= TRY IT =
Copy every record exactly, with nothing left out.

= INFORMATION GIVEN =
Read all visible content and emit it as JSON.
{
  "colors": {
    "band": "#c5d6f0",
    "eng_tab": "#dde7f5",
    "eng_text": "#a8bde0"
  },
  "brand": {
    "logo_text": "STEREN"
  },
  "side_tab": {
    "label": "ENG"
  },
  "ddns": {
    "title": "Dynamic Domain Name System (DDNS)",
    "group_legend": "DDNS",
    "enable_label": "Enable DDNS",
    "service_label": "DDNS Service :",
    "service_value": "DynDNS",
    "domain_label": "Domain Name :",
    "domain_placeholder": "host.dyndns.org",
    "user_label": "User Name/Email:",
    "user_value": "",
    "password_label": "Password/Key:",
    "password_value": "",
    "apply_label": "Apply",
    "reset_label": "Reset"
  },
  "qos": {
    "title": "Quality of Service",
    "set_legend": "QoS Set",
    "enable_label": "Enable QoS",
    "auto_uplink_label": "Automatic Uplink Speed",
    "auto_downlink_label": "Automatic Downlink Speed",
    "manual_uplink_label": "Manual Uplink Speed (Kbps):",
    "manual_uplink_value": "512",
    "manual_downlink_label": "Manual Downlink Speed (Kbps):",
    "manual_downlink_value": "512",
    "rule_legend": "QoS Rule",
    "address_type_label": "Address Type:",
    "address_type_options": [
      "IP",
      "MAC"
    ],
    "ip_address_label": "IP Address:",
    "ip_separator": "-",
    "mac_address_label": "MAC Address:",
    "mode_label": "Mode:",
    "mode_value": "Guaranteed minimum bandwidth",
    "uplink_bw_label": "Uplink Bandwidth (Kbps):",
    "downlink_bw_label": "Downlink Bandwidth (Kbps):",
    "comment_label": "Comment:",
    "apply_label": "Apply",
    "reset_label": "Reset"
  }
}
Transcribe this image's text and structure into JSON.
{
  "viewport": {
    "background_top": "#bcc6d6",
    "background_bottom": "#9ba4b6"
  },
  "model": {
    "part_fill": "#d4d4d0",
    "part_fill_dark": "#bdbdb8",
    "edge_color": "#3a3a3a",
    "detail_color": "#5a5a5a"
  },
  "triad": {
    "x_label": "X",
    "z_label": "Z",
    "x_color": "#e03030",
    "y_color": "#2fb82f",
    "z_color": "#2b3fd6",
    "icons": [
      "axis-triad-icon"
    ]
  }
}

= FINISHED TASK =
Read all visible content and emit it as JSON.
{
  "colors": {
    "band": "#c5d6f0",
    "eng_tab": "#dde7f5",
    "eng_text": "#a8bde0"
  },
  "brand": {
    "logo_text": "STEREN"
  },
  "side_tab": {
    "label": "ENG"
  },
  "ddns": {
    "title": "Dynamic Domain Name System (DDNS)",
    "group_legend": "DDNS",
    "enable_label": "Enable DDNS",
    "service_label": "DDNS Service :",
    "service_value": "DynDNS",
    "domain_label": "Domain Name :",
    "domain_placeholder": "host.dyndns.org",
    "user_label": "User Name/Email:",
    "user_value": "",
    "password_label": "Password/Key:",
    "password_value": "",
    "apply_label": "Apply",
    "reset_label": "Reset"
  },
  "qos": {
    "title": "Quality of Service",
    "set_legend": "QoS Set",
    "enable_label": "Enable QoS",
    "auto_uplink_label": "Automatic Uplink Speed",
    "auto_downlink_label": "Automatic Downlink Speed",
    "manual_uplink_label": "Manual Uplink Speed (Kbps):",
    "manual_uplink_value": "512",
    "manual_downlink_label": "Manual Downlink Speed (Kbps):",
    "manual_downlink_value": "512",
    "rule_legend": "QoS Rule",
    "address_type_label": "Address Type:",
    "address_type_options": [
      "IP",
      "MAC"
    ],
    "ip_address_label": "IP Address:",
    "ip_separator": "-",
    "mac_address_label": "MAC Address:",
    "mode_label": "Mode:",
    "mode_value": "Guaranteed minimum bandwidth",
    "uplink_bw_label": "Uplink Bandwidth (Kbps):",
    "downlink_bw_label": "Downlink Bandwidth (Kbps):",
    "comment_label": "Comment:",
    "apply_label": "Apply",
    "reset_label": "Reset"
  }
}
Transcribe this image's text and structure into JSON.
{
  "viewport": {
    "background_top": "#bcc6d6",
    "background_bottom": "#9ba4b6"
  },
  "model": {
    "part_fill": "#d4d4d0",
    "part_fill_dark": "#bdbdb8",
    "edge_color": "#3a3a3a",
    "detail_color": "#5a5a5a"
  },
  "triad": {
    "x_label": "X",
    "z_label": "Z",
    "x_color": "#e03030",
    "y_color": "#2fb82f",
    "z_color": "#2b3fd6",
    "icons": [
      "axis-triad-icon"
    ]
  }
}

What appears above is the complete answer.